I followed the path away from them. I found a small area where the tunnel widened. It wasn’t safe. It wasn’t secure. But it was close enough. I fell asleep. I’ve only just woken up. Every part of me burns from exertion and exhaustion. I may never get up.
The texts I’ve consulted about traveling to the Underworld and the City of the Dead have been largely unconcerned with these other chambers where the dead reside. The Metaphysical Promise by Alan Jovim. The city isn’t supposed to be far from the bridge I fell off of. Now I’m on what I can only hope is a detour. Slumber didn’t fall. Owusu didn’t fall. Or if they did, it’s not recorded.
For understanding of what I’ve just been through, I have to rely on even older texts. Myths. Afterlife, After Death by Bendigo Corris. People believed that the underworld was a divine judgment. That areas of the Underworld dealt with sins. People who lived bad lives and hurt people, or hurt their own spirits ended up other places. There were stories of people turning into trees, or people being frozen. Pain and fear to control the masses. People who were good or virtuous ended up in the City.
Dark: The Underworld isn’t a reward, Godry. I can tell you that much. It’s just a place to keep all of the souls.
Godry: What decides where people end up? When they die. Why don’t they all end up in the city?
Dark: Not all of them are meant to be there.
Godry: Meant by whom?
Dark: The chambers aren’t a reward. They also aren’t punishment. There are just some places that people need to be. Where they feel right.
Godry: Feel right?
Dark: They live their lives a certain way, and the Underworld does not challenge them. It doesn’t change them. It doesn’t make them different. They continue as they did in life.
Godry: In the dark? Underwater?
Godry: Why would anyone settle into those spaces?
Dark: They do. That is all you need to know. Until it is your time.
Godry: You can’t tell me to turn back now. I’m not even sure I’d know which way to go.
Dark: No, Godry, I’m not going to tell you to turn back.
Godry: Then you’ve decided to let me continue.
Dark: Godry, I think you should kill yourself.
Dark: You’ve got the dagger still. You should kill yourself.
Godry: You’ve got to be kidding.
Dark: There is no turning back now. You can’t get out of here. You’re flat on your back in a tunnel deep in the Underworld. You have no food and no water. There is no hope, Godry. If you take your own life, I will watch over your soul. I will make sure that Maggie becomes whole again. I will prevent you from being scattered. I will make sure you end up somewhere appropriate for you.
Godry: The city?
(Godry draws his blade)
Dark: It’s simple. You can –
Godry: I know what to do.
Godry: I just…
Dark: Did you fall asleep?
Dark: Very well. Rest. You will need more strength than you know.

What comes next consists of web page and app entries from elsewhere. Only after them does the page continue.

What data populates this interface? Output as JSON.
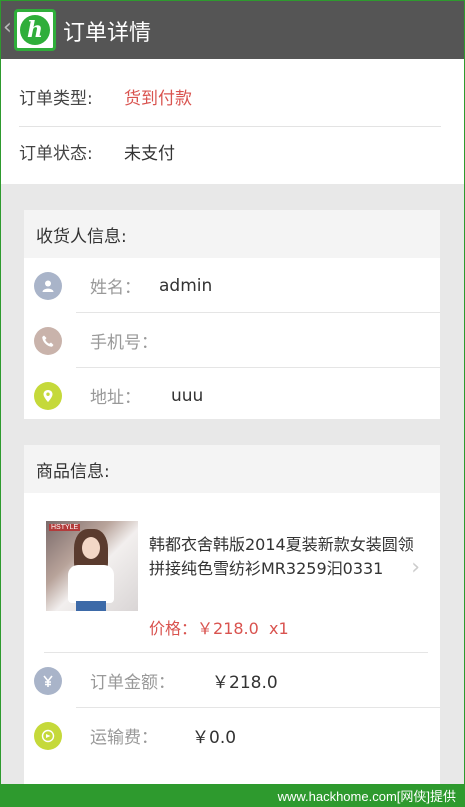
{
  "header": {
    "back_icon": "chevron-left-icon",
    "logo_letter": "h",
    "title": "订单详情"
  },
  "order": {
    "type_label": "订单类型:",
    "type_value": "货到付款",
    "status_label": "订单状态:",
    "status_value": "未支付"
  },
  "receiver": {
    "section_title": "收货人信息:",
    "rows": [
      {
        "icon": "person-icon",
        "label": "姓名：",
        "value": "admin"
      },
      {
        "icon": "phone-icon",
        "label": "手机号：",
        "value": ""
      },
      {
        "icon": "location-pin-icon",
        "label": "地址：",
        "value": "uuu"
      }
    ]
  },
  "goods": {
    "section_title": "商品信息:",
    "product": {
      "thumb_tag": "HSTYLE",
      "title": "韩都衣舍韩版2014夏装新款女装圆领拼接纯色雪纺衫MR3259汩0331",
      "price_label": "价格：",
      "price": "￥218.0",
      "quantity": "x1"
    },
    "rows": [
      {
        "icon": "yen-icon",
        "label": "订单金额：",
        "value": "￥218.0"
      },
      {
        "icon": "shipping-icon",
        "label": "运输费：",
        "value": "￥0.0"
      }
    ]
  },
  "footer": {
    "text": "www.hackhome.com[网侠]提供"
  },
  "colors": {
    "topbar": "#555555",
    "accent_red": "#d9534f",
    "brand_green": "#2fae3a",
    "person_icon": "#a9b4c9",
    "phone_icon": "#c9b3ab",
    "pin_icon": "#c5d93a",
    "yen_icon": "#a9b4c9",
    "shipping_icon": "#c5d93a"
  }
}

Credits: The Hollow Below by Conrad Miszuk. The role of the dark is played by Conrad Miszuk. The Role of Godry is played by Conrad Miszuk. The role of Maggie is played by Kristen DiMercurio. The credits are read by Kitt Keller. The Hollow Below is written, produced, directed and edited by Conrad Miszuk. For more, visit hollowbelow.com.